Tuesday, March 12, 2002
Arbitration Bill Introduced to Restrict Jurists’ Entry Into Private Judging When Leaving Bench
By ROBERT GREENE, Staff Writer
California judges would have to wait a year before becoming private arbitrators and arbitration firms would lose their immunity from suit under a package of bills unveiled yesterday by members of the Assembly Judiciary Committee.
The bi-partisan group said the six bills were necessary to stem abuses in the private judging industry that threaten to undermine the public justice system.
On her first day as chair of the Judiciary Committee, Democrat Ellen Corbett of San Leandro said she expected the bills to win broad support.
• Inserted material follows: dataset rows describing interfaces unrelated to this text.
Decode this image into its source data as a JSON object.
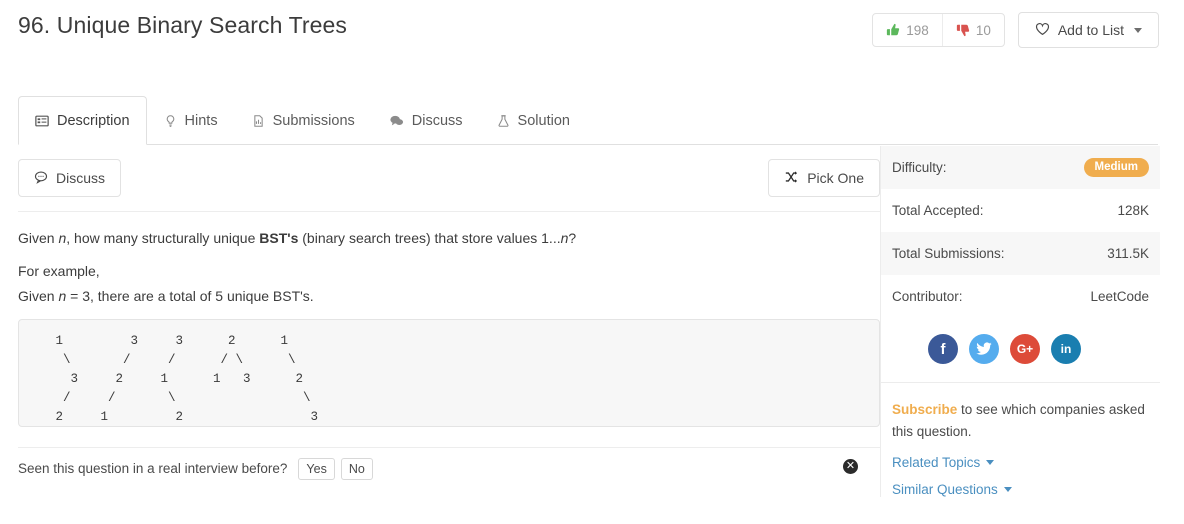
{
  "header": {
    "title": "96. Unique Binary Search Trees",
    "upvotes": "198",
    "downvotes": "10",
    "add_to_list_label": "Add to List"
  },
  "tabs": [
    {
      "label": "Description",
      "icon": "list-icon",
      "active": true
    },
    {
      "label": "Hints",
      "icon": "lightbulb-icon",
      "active": false
    },
    {
      "label": "Submissions",
      "icon": "file-icon",
      "active": false
    },
    {
      "label": "Discuss",
      "icon": "chat-icon",
      "active": false
    },
    {
      "label": "Solution",
      "icon": "flask-icon",
      "active": false
    }
  ],
  "toolbar": {
    "discuss_label": "Discuss",
    "pick_one_label": "Pick One"
  },
  "description": {
    "line1_a": "Given ",
    "line1_n1": "n",
    "line1_b": ", how many structurally unique ",
    "line1_bold": "BST's",
    "line1_c": " (binary search trees) that store values 1...",
    "line1_n2": "n",
    "line1_d": "?",
    "for_example": "For example,",
    "given_a": "Given ",
    "given_n": "n",
    "given_b": " = 3, there are a total of 5 unique BST's.",
    "code_block": "   1         3     3      2      1\n    \\       /     /      / \\      \\\n     3     2     1      1   3      2\n    /     /       \\                 \\\n   2     1         2                 3"
  },
  "survey": {
    "question": "Seen this question in a real interview before?",
    "yes_label": "Yes",
    "no_label": "No",
    "dismiss_icon": "close-circle-icon"
  },
  "sidebar": {
    "stats": [
      {
        "label": "Difficulty:",
        "value": "Medium",
        "is_pill": true
      },
      {
        "label": "Total Accepted:",
        "value": "128K",
        "is_pill": false
      },
      {
        "label": "Total Submissions:",
        "value": "311.5K",
        "is_pill": false
      },
      {
        "label": "Contributor:",
        "value": "LeetCode",
        "is_pill": false
      }
    ],
    "social": [
      {
        "name": "facebook-icon",
        "glyph": "f",
        "color": "#3b5998"
      },
      {
        "name": "twitter-icon",
        "glyph": "t",
        "color": "#55acee"
      },
      {
        "name": "google-plus-icon",
        "glyph": "G+",
        "color": "#dd4b39"
      },
      {
        "name": "linkedin-icon",
        "glyph": "in",
        "color": "#1a7eb0"
      }
    ],
    "subscribe_link": "Subscribe",
    "subscribe_rest": " to see which companies asked this question.",
    "related_topics": "Related Topics",
    "similar_questions": "Similar Questions"
  },
  "colors": {
    "difficulty_medium": "#f0ad4e",
    "upvote_green": "#5cb85c",
    "downvote_red": "#d9534f",
    "link_blue": "#4a8fc0"
  }
}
“I’m really hopeful that this package will be successful,” Corbett told the MetNews. “We have support from both sides of the aisle. I can’t think of anyone who would be against making these arbitration proceedings more fair and standing up to scrutiny.”
Corbett said she and her committee colleagues decided to introduce the reform proposals after two hearings that highlighted private arbitration issues. A third, scheduled for today in Sacramento, is to focus on the health care industry.
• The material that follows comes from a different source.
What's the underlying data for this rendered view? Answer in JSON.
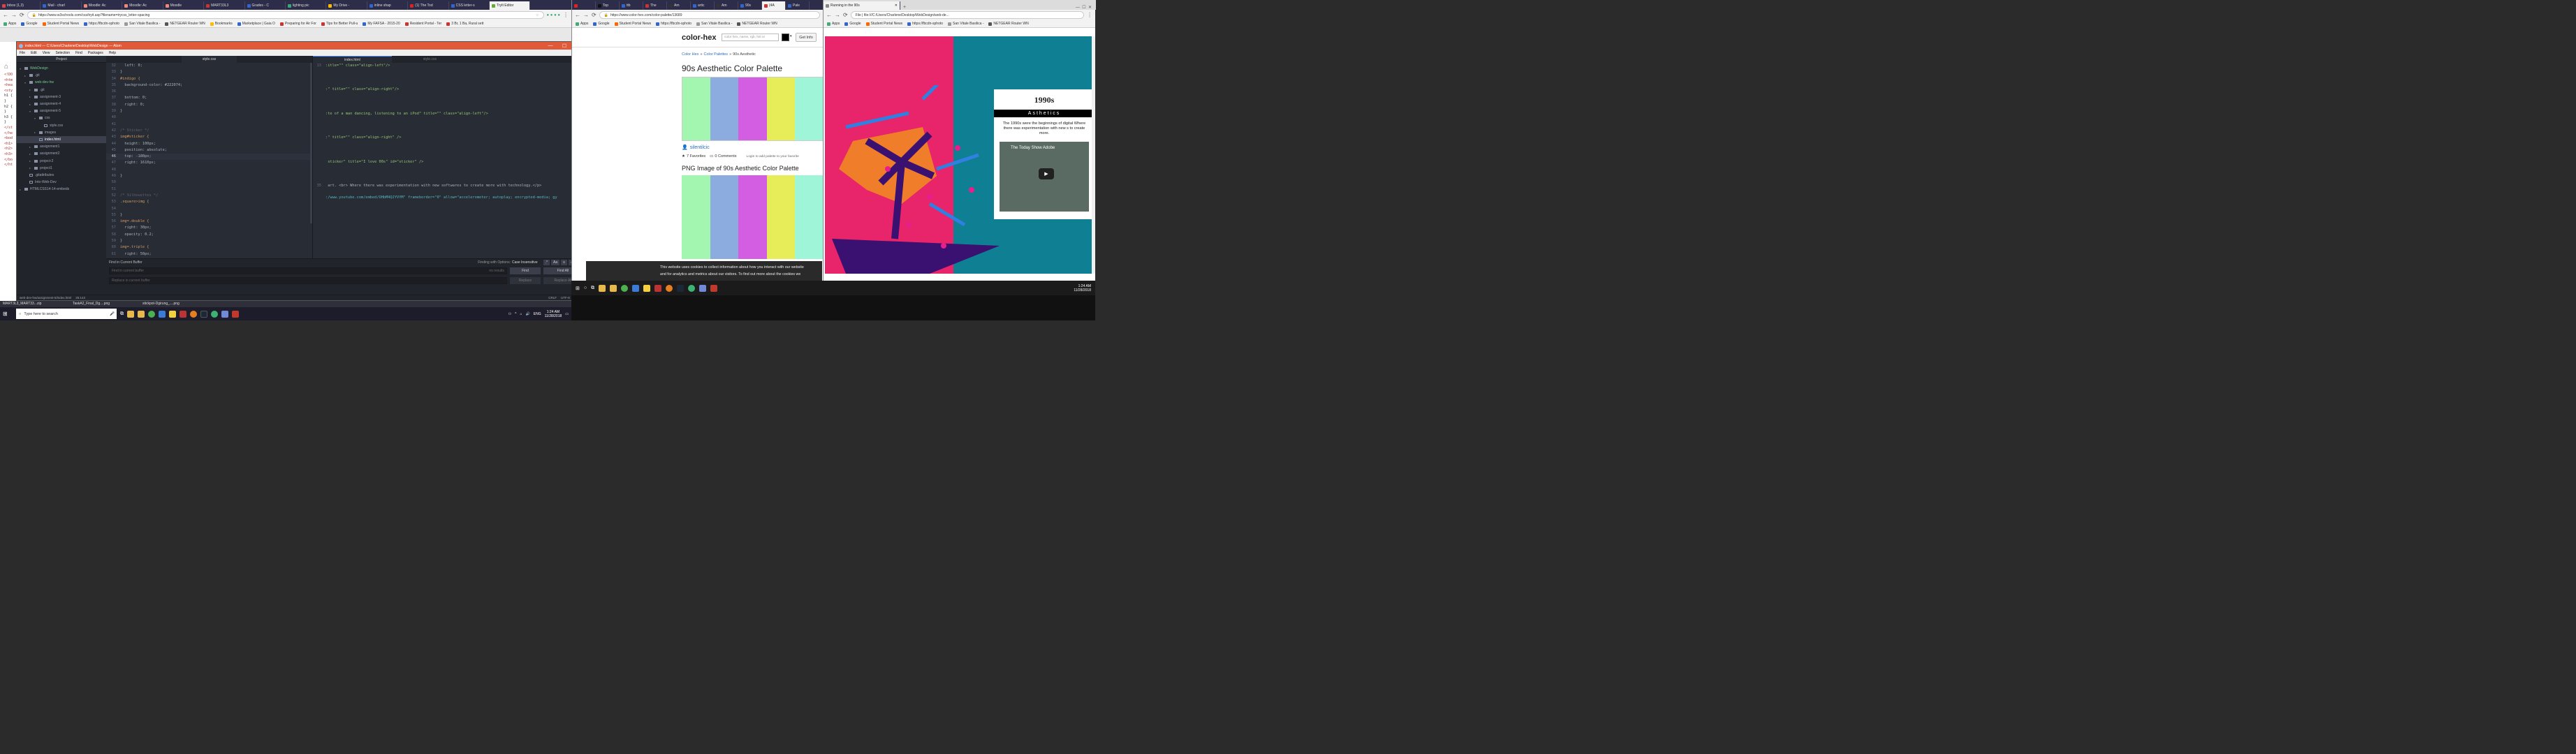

The hearings have underscored the growing presence of mandatory arbitration agreements in consumer contracts for everything from furniture sales to medical treatment. Under such contracts, the purchaser must waive the right to sue in court in favor of binding arbitration. Many contracts name the arbitration company, an arrangement that Corbett said leave the impression that the arbitrator is working for the seller.
None of the bills has yet been assigned a number.
Assemblywoman Hannah-Beth Jackson, D-Santa Barbara, is authoring one of the proposals, which would impose a mandatory “resting period” between the time a trial or appellate judge retires and the time he or she begins work at a private judging firm.
The details have yet to be determined, but a spokesman for the committee said the most likely period would be one year. The measure is meant to track similar restrictions on former legislators becoming Sacramento lobbyists.
Jackson’s bill would also prohibit arbitration companies from recruiting judges until they are off the bench.
California Judges Association Executive Director Constance Dove said that if passed, the bill’s impact would be limited to “the few people” who leave the bench before their pensions have vested.
“It will have a profound effect on the few people who take early retirement, but not very many judges do,” she said.
But all judges, including those who retire in the normal course and qualify for their pensions, would have to comply with the waiting period before taking the substantially hiring salaries often offered by arbitration firms.
A representatives of JAMS, one of the largest private arbitration firms, declined comment yesterday.
One of Corbett’s proposals, perhaps the most controversial part of the package, would make clear that private arbitration companies lack absolute immunity for wrongdoing in mandatory consumer arbitrations.
“In testimony we learned that these private corporations have just assumed the mantle of absolute immunity,” Corbett explained. “That really made us sit up in our seats.”
A second Corbett bill would require that data on private arbitrations, including their outcomes, be collected and published.
Republican Tom Harman of Huntington Beach is authoring a bill that would bar private judging firms from investing in companies that are parties to mandatory consumer arbitration cases that they hear.
Former committee chair Darrell Steinberg, D-Sacramento, is authoring a bill to bar companies from picking an exclusive arbitration firm as part of its mandatory clause. The measure also would bar arbitration companies from engaging in other types of business.
Assemblyman Howard Wayne, D-San Diego, is proposing to ban requirements that the loser of an arbitration pays all costs.
Copyright 2002, Metropolitan News Company